START Input
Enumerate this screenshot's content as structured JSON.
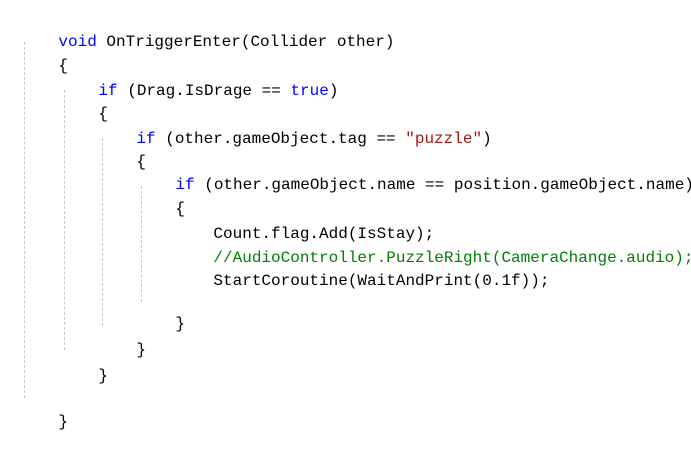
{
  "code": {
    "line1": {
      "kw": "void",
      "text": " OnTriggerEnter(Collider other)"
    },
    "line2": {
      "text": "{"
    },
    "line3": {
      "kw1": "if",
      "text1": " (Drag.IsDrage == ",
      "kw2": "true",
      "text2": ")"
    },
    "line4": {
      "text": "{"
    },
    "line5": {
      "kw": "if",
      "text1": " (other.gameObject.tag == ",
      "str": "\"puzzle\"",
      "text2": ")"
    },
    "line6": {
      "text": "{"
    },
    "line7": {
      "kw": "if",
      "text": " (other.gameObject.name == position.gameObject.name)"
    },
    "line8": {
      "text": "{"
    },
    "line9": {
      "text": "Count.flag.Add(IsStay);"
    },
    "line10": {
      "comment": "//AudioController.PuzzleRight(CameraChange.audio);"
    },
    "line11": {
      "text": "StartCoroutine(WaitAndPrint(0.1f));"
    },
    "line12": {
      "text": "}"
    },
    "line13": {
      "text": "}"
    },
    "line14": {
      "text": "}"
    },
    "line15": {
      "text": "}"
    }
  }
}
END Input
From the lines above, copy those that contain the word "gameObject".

[Answer to this task]:
      "text1": " (other.gameObject.tag == ",
      "text": " (other.gameObject.name == position.gameObject.name)"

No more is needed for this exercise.